_Dataset rows describing interfaces:_
_____

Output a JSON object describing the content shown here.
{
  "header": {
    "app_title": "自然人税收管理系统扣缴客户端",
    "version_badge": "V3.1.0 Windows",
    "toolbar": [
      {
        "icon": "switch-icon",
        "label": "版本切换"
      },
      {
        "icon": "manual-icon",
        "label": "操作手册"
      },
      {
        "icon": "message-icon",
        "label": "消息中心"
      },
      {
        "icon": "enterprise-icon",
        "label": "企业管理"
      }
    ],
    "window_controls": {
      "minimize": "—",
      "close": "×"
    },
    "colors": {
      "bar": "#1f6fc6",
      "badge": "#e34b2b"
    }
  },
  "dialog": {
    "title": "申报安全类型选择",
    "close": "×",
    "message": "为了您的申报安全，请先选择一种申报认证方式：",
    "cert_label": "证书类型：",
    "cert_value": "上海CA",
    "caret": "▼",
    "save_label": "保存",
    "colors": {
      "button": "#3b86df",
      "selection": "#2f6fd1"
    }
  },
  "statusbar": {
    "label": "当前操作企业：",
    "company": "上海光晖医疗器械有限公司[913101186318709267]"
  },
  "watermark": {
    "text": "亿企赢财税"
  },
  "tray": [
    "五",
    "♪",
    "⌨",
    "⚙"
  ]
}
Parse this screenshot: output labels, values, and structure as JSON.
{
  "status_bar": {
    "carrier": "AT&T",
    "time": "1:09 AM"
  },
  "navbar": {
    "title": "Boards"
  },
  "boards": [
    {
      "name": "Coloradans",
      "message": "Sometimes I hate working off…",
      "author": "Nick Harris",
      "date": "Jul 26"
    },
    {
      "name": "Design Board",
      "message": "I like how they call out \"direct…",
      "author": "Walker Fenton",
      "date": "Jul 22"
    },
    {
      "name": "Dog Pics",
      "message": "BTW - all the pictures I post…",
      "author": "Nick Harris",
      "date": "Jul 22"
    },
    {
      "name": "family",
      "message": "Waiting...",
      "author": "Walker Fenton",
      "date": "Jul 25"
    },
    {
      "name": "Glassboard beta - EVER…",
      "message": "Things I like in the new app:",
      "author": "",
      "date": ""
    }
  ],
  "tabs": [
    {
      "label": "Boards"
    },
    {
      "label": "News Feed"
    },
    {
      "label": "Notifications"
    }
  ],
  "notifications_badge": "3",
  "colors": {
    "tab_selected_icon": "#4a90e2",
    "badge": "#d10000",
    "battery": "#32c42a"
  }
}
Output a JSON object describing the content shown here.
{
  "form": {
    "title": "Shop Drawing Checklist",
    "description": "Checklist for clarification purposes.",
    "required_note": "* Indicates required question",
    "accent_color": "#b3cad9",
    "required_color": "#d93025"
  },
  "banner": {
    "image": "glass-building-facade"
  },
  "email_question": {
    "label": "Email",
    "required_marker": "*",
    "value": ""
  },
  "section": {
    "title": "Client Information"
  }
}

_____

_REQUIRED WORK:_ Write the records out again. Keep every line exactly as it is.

_OUTPUT BELOW:_
Output a JSON object describing the content shown here.
{
  "header": {
    "app_title": "自然人税收管理系统扣缴客户端",
    "version_badge": "V3.1.0 Windows",
    "toolbar": [
      {
        "icon": "switch-icon",
        "label": "版本切换"
      },
      {
        "icon": "manual-icon",
        "label": "操作手册"
      },
      {
        "icon": "message-icon",
        "label": "消息中心"
      },
      {
        "icon": "enterprise-icon",
        "label": "企业管理"
      }
    ],
    "window_controls": {
      "minimize": "—",
      "close": "×"
    },
    "colors": {
      "bar": "#1f6fc6",
      "badge": "#e34b2b"
    }
  },
  "dialog": {
    "title": "申报安全类型选择",
    "close": "×",
    "message": "为了您的申报安全，请先选择一种申报认证方式：",
    "cert_label": "证书类型：",
    "cert_value": "上海CA",
    "caret": "▼",
    "save_label": "保存",
    "colors": {
      "button": "#3b86df",
      "selection": "#2f6fd1"
    }
  },
  "statusbar": {
    "label": "当前操作企业：",
    "company": "上海光晖医疗器械有限公司[913101186318709267]"
  },
  "watermark": {
    "text": "亿企赢财税"
  },
  "tray": [
    "五",
    "♪",
    "⌨",
    "⚙"
  ]
}
Parse this screenshot: output labels, values, and structure as JSON.
{
  "status_bar": {
    "carrier": "AT&T",
    "time": "1:09 AM"
  },
  "navbar": {
    "title": "Boards"
  },
  "boards": [
    {
      "name": "Coloradans",
      "message": "Sometimes I hate working off…",
      "author": "Nick Harris",
      "date": "Jul 26"
    },
    {
      "name": "Design Board",
      "message": "I like how they call out \"direct…",
      "author": "Walker Fenton",
      "date": "Jul 22"
    },
    {
      "name": "Dog Pics",
      "message": "BTW - all the pictures I post…",
      "author": "Nick Harris",
      "date": "Jul 22"
    },
    {
      "name": "family",
      "message": "Waiting...",
      "author": "Walker Fenton",
      "date": "Jul 25"
    },
    {
      "name": "Glassboard beta - EVER…",
      "message": "Things I like in the new app:",
      "author": "",
      "date": ""
    }
  ],
  "tabs": [
    {
      "label": "Boards"
    },
    {
      "label": "News Feed"
    },
    {
      "label": "Notifications"
    }
  ],
  "notifications_badge": "3",
  "colors": {
    "tab_selected_icon": "#4a90e2",
    "badge": "#d10000",
    "battery": "#32c42a"
  }
}
Output a JSON object describing the content shown here.
{
  "form": {
    "title": "Shop Drawing Checklist",
    "description": "Checklist for clarification purposes.",
    "required_note": "* Indicates required question",
    "accent_color": "#b3cad9",
    "required_color": "#d93025"
  },
  "banner": {
    "image": "glass-building-facade"
  },
  "email_question": {
    "label": "Email",
    "required_marker": "*",
    "value": ""
  },
  "section": {
    "title": "Client Information"
  }
}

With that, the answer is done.